[Task description] Count every line in the records below that contains the string "icon". Report that number alone.

[Source data]
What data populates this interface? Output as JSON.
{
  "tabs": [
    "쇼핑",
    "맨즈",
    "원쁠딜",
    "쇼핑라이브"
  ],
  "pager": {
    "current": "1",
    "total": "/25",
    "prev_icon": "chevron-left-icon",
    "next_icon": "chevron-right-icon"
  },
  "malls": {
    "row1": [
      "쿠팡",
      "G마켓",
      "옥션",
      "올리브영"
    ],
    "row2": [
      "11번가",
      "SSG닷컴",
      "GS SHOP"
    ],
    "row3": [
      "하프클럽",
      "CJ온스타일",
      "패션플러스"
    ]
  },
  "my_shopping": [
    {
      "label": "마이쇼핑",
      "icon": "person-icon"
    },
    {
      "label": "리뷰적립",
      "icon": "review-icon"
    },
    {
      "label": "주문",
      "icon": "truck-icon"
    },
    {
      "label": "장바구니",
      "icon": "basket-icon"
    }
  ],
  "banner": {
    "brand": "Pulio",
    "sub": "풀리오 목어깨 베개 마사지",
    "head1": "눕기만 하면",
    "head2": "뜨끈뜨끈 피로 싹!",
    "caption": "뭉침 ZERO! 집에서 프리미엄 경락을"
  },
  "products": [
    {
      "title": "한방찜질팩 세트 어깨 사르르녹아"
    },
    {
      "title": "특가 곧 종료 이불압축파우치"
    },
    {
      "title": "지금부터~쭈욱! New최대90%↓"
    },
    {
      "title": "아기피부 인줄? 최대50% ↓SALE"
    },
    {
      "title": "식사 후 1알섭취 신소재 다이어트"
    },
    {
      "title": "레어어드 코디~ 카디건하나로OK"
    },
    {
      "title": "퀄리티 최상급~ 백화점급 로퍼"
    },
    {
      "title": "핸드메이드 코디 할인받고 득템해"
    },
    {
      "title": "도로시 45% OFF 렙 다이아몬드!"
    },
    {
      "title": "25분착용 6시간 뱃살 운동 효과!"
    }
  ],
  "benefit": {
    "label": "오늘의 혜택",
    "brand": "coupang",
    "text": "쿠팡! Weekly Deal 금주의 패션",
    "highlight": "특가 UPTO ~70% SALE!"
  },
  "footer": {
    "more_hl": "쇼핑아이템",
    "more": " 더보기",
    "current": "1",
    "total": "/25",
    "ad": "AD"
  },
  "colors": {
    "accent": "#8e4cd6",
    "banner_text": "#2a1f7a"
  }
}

[Solution for this problem] 6